Four zippered accessory pockets in the lid are covered with clear plastic that means you can actually see what is inside them before fishing around with your hand and there’s also two small flashlights affixed to two interior zippers to help find items on a dark set. It’s a bit hidden, but one of those AC focused features is a removable rain cover behind a small zipper pocket at the base of the bag and the rain cover itself is big enough to cover a full camera or a 17″-inch ish monitor in a weather emergency during filming.

The bag exterior is stylish and visually seems more expensive then the $219 list price would suggest. A side exterior pocket is the perfect size for 2nd AC’s looking for a spot for their dummy or smart slate that they borrowed from the audio department for slating during filming.

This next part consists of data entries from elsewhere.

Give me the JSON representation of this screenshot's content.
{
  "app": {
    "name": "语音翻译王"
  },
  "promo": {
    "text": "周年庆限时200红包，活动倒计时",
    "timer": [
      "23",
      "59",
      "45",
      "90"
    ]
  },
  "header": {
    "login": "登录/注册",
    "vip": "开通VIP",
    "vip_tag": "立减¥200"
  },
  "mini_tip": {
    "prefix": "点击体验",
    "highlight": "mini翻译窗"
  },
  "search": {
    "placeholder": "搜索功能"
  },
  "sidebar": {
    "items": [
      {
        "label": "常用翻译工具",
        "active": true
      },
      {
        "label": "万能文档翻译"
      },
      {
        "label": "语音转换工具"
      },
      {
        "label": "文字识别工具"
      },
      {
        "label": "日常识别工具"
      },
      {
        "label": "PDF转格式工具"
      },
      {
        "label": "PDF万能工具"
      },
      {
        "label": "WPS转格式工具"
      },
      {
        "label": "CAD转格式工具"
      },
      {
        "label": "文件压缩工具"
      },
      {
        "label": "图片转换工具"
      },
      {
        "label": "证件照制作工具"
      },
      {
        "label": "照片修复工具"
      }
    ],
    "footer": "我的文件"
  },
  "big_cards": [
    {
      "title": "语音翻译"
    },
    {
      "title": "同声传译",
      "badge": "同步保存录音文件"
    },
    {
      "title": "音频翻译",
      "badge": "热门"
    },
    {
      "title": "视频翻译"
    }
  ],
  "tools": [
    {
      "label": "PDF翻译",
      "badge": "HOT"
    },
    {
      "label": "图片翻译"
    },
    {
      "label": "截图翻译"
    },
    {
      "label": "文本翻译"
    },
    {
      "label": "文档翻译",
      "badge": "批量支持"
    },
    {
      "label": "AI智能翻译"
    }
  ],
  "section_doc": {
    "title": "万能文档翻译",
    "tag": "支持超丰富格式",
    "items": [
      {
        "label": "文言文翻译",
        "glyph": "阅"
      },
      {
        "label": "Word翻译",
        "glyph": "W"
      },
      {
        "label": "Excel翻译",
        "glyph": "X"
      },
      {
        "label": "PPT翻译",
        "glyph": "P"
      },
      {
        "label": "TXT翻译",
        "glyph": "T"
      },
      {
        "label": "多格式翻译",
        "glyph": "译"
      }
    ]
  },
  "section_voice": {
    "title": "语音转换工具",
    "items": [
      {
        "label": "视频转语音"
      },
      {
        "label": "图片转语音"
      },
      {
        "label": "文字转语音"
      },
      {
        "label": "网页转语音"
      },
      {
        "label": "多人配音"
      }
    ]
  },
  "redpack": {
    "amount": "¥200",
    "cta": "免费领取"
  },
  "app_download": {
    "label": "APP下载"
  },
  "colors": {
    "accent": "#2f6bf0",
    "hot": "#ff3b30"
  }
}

Working with the bag

During the few weeks of testing I had with the Shape camera bag I took it on three or four shoots that were primarily commercial focused. The large interior pocket fit my Canon C300 MK II snuggly with Zacuto rigging with room for an interior mounted accessory pouch on one side (I put cleaning items there) and I devoted each of the lid pockets to different items like tools, CFast media case, small BP-955 Canon batteries and additional camera side accessories like a small spare screw pouch and coiled SDI cables.

In terms of having the camera protected during travel the bag isn’t a hard case of course, but the sides have interior hard padding and the entire setup is leaps and bounds better than a cheap plastic tub. This isn’t a bag you’d want to sit on while working (get an apple box for that) or throw around, but it can definitely take the occasional hit without anything inside becoming damaged. That being said, this feels like a bag for owner/operators and not a bag rental houses would be drawn to — it just isn’t mean’t to be thrown on a truck in-between a bunch of hard cases and that’s okay!

One of the best features of the bag is the magnetic lid with side zippers. Grabbing something while capturing precious audio is usually a no, no with camera bags and the magnetic lid means you can grab camera bits from the interior pocket without making a sound mid-shooting. This feature is clever and not something I’ve seen in other bags in this category.

Image Credit: Graham Sheldon / CineD

Who is this bag for?

Camera operators, 2nd AC’s, 1st AC’s, DP’s and Gaffers with a DMX setup in need of transport are all going to find something to love about the Shape camera bag. Crew with a heavy plane travel calendar may want to wait for the smaller Shape bag that I’m told is on the horizon or check the bag inside their suitcase and fill it with rental items upon landing.

For those not looking for a camera coffin I would like to see Shape create interior dividers as an add-on for Cine or DSLR sized optics and other smaller camera accessories. That might create more use cases for people that are renting their camera bodies elsewhere and might be working in a studio environment where traveling a camera from place to place in a passenger van just isn’t part of their work.


If you are searching for an affordable camera bag that will fit a mid-sized camera body with ease and has the space to be a one stop shop for all of your camera accessories then the Shape Camera bag is for you. For users working with Alexa LF sized cameras or large RED cinema rigs then you’ll want to look elsewhere for a larger camera coffin, but if you remove the idea of the Shape Camera bag as a camera coffin entirely then there is plenty of room for a matte box, follow focus system, dual battery charger and even a prime or small zoom cine lens or two. Time will tell if the Shape camera bag can survive the rigors of production, but I’m impressed by the overall build quality.

What is the most important feature you’re looking for in a camera bag? Let us know in the comments below.

1 Comment

Sort by:
Sort by:

Take part in the CineD community experience

Get 25 FREE Music Tracks for your next film projects